“It does not do to leave a live dragon out of your calculations, if you live near one.” – J.R.R. Tolkien

Should you take dragons into account when you’re working on your financial plan? Well… only if you live near one.

While this may sound like a fantastic children’s story that holds little relevance in our professional lives, it’s profoundly relevant in the context of planning when we run the risk of excluding eventualities that we think ‘will never happen’. Relationships don’t always last forever, businesses change, and what we believe is certain today, may not be tomorrow.

Just as anything is possible in the world of fire-breathing dragons and the quests of heroic knights to slay them, thus saving the kingdom; you need to face and overcome whatever battles you may encounter to ensure your ‘happy ever after’ in reality too.

Everyone faces risks that involve both uncertainty and the possibility of financial loss. These events are a severe threat to financial security and must be managed as such. 

This is where we at WellsFaber come in – to talk through the value of: 

1 – identifying risk that is unique to you;

2 – including people, not just numbers, in your planning.

A risk management plan helps manage your exposure to uncertainty and financial loss by identifying significant risks and determining suitable protection. The consequences of lack of imagination will render us incapable of foreseeing these potential unknowns.

So don your suit of armour, take up your sword and let’s work together to put out the flames.  

Dragons and their fires come in many shapes and forms, which vary from person to person and throughout the different stages of life. There are typical ages at which various fires are predominant, and we work with this to find what is right for you. We help you meet your personal and business financial planning needs, from insurance to investments to estate planning.

And we help you to stick to them too.

The self-discipline to stick to your goals can be challenging. In the words of the 19th-century English economist Nassau William Senior, “To abstain from the enjoyment which is in our power, or to seek distant rather than immediate results, are among the most painful exertions of the human will.” 

Philosopher, Derek Parfit, also said, “We might neglect our future selves because of some failure of belief or imagination.” 

An interesting TED talk by Daniel Goldstein, a behavioral economist and psychologist, brings these two concepts together in: The Battle Between Your Present and Future Self.

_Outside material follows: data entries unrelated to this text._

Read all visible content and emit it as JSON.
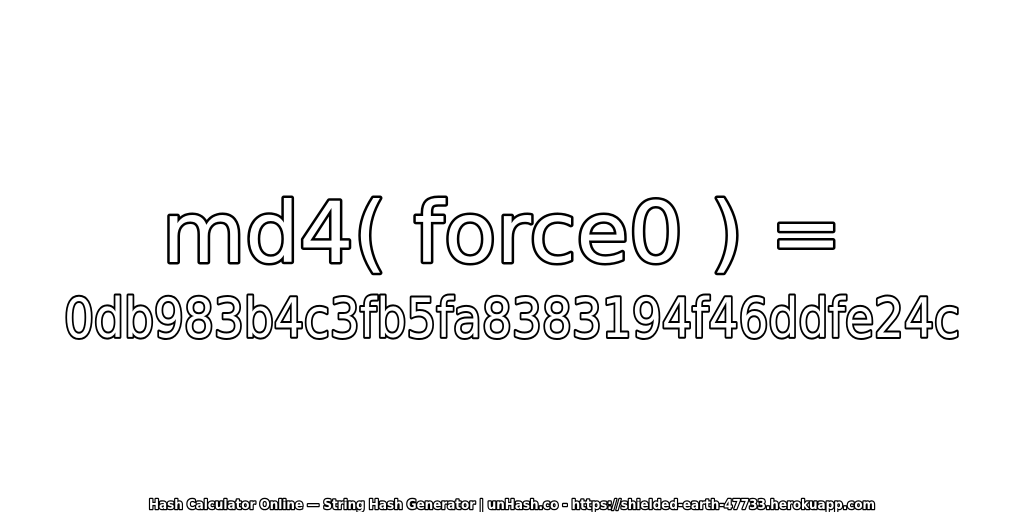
{
  "headline": "md4( force0 ) =",
  "hash_value": "0db983b4c3fb5fa8383194f46ddfe24c",
  "footer": "Hash Calculator Online — String Hash Generator | unHash.co - https://shielded-earth-47733.herokuapp.com",
  "colors": {
    "background": "#ffffff",
    "text_fill": "#ffffff",
    "text_outline": "#000000"
  }
}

Goldstein explores the tools he’s created to imagine ourselves over time – so we can make the best decisions for our future. 

Together with us at WellsFaber, let’s plan your ‘happy ever after’.

We advise. You thrive.